> **Your goal**
The response must restate the data exactly, with nothing left out.

> **Data records**
******************************

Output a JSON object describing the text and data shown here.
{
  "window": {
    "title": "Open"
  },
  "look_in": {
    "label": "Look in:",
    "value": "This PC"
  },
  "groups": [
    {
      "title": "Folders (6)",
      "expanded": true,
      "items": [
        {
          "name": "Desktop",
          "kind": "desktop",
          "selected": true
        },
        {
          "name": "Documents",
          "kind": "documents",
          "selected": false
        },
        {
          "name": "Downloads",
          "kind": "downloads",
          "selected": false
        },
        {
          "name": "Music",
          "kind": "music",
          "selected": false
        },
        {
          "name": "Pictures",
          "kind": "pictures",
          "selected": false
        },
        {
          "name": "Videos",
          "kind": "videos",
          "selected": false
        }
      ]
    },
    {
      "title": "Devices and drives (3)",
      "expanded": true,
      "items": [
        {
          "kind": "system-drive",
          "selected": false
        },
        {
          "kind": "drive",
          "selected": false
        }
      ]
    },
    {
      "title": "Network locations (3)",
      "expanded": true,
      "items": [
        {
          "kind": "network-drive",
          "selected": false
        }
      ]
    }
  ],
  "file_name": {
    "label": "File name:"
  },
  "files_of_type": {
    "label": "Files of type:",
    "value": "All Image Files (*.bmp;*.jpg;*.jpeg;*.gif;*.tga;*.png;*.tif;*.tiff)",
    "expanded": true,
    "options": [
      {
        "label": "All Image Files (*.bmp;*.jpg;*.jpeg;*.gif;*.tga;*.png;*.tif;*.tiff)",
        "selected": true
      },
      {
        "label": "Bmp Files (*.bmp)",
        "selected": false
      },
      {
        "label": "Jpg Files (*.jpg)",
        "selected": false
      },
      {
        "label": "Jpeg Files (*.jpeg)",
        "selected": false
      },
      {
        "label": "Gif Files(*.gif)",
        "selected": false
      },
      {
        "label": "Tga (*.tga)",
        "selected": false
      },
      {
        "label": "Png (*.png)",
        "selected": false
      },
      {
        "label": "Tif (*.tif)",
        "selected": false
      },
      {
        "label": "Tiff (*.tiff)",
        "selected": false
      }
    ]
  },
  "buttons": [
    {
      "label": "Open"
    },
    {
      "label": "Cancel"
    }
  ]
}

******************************

> **Answer to the problem**
Output a JSON object describing the text and data shown here.
{
  "window": {
    "title": "Open"
  },
  "look_in": {
    "label": "Look in:",
    "value": "This PC"
  },
  "groups": [
    {
      "title": "Folders (6)",
      "expanded": true,
      "items": [
        {
          "name": "Desktop",
          "kind": "desktop",
          "selected": true
        },
        {
          "name": "Documents",
          "kind": "documents",
          "selected": false
        },
        {
          "name": "Downloads",
          "kind": "downloads",
          "selected": false
        },
        {
          "name": "Music",
          "kind": "music",
          "selected": false
        },
        {
          "name": "Pictures",
          "kind": "pictures",
          "selected": false
        },
        {
          "name": "Videos",
          "kind": "videos",
          "selected": false
        }
      ]
    },
    {
      "title": "Devices and drives (3)",
      "expanded": true,
      "items": [
        {
          "kind": "system-drive",
          "selected": false
        },
        {
          "kind": "drive",
          "selected": false
        }
      ]
    },
    {
      "title": "Network locations (3)",
      "expanded": true,
      "items": [
        {
          "kind": "network-drive",
          "selected": false
        }
      ]
    }
  ],
  "file_name": {
    "label": "File name:"
  },
  "files_of_type": {
    "label": "Files of type:",
    "value": "All Image Files (*.bmp;*.jpg;*.jpeg;*.gif;*.tga;*.png;*.tif;*.tiff)",
    "expanded": true,
    "options": [
      {
        "label": "All Image Files (*.bmp;*.jpg;*.jpeg;*.gif;*.tga;*.png;*.tif;*.tiff)",
        "selected": true
      },
      {
        "label": "Bmp Files (*.bmp)",
        "selected": false
      },
      {
        "label": "Jpg Files (*.jpg)",
        "selected": false
      },
      {
        "label": "Jpeg Files (*.jpeg)",
        "selected": false
      },
      {
        "label": "Gif Files(*.gif)",
        "selected": false
      },
      {
        "label": "Tga (*.tga)",
        "selected": false
      },
      {
        "label": "Png (*.png)",
        "selected": false
      },
      {
        "label": "Tif (*.tif)",
        "selected": false
      },
      {
        "label": "Tiff (*.tiff)",
        "selected": false
      }
    ]
  },
  "buttons": [
    {
      "label": "Open"
    },
    {
      "label": "Cancel"
    }
  ]
}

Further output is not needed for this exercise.